FINNEY COUNTY, Kan. Sept. 18, 2019
Tyson says it could be months before they resume full production. A spokesperson for the company tells The Garden City Telegram that full production won't begin until after the calendar year.
Workers will still be paid their full weekly wages until that that time, as the company announced after the fire happened.
Tyson Foods is committed to rebuilding at its Finney County plant, but until the plant gets back on its feet, area ranchers have some concerns, specifically about where they'll send their cattle for slaughter.
Last Friday's fire took offline the plant that processes six percent of American cattle.
Brian Winter, owner of Winter Livestock Incorporated in Dodge City specializes in cow calf, feeder and stocker cattle. He hosts sale barn auctions on Wednesdays and this week, expressed concern with prices dropping. He says live cattle is at its lowest rate since Oct. 2016 and feeder cattle is at its lowest rate since March 2017.

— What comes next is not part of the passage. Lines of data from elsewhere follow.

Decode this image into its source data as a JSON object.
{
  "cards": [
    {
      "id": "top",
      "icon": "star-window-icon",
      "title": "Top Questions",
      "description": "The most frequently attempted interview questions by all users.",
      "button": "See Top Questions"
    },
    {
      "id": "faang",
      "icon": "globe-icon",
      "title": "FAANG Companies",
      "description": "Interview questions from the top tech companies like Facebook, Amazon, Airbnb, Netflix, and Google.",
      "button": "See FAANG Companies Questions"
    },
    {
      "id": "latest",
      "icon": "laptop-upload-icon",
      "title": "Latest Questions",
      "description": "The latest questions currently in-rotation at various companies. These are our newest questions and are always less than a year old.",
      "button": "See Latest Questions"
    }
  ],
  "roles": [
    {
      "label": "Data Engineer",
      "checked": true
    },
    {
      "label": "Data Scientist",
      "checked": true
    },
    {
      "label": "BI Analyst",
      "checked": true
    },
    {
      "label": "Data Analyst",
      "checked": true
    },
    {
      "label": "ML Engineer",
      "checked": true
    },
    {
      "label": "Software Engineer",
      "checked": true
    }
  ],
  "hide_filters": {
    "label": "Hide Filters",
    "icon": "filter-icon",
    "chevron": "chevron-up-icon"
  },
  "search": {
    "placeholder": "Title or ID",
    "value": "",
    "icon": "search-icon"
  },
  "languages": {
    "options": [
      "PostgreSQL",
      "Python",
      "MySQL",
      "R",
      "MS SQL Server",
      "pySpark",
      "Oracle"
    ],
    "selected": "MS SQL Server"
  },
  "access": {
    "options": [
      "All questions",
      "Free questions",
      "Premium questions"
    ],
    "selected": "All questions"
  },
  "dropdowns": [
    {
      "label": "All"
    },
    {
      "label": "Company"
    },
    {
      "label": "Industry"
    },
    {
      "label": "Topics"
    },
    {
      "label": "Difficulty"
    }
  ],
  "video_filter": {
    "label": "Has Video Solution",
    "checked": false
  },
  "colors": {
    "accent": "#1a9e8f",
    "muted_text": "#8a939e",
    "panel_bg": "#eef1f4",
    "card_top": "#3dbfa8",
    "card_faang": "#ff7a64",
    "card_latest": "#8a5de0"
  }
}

"There was a negative response in the cattle industry to the loss of capacity," Winter says of the fire to the Finney County Tyson plant. "So when that went down, it created a fear of rush to protection, which is using the (Chicago Mercantile Exchange) to price future deliveries."
Cattle prices are based on that exchange.
With the Chicago Mercantile Exchange prices at a low point, cattle at the sale barn are going for less than they would have just last week.
Winter says this issue is only temporary.
"Once the panic and fear settles out, it'll find its base and start moving to a more fundamental position, which we like," he says.
Winter is hopeful all will return to normal when Tyson opens again.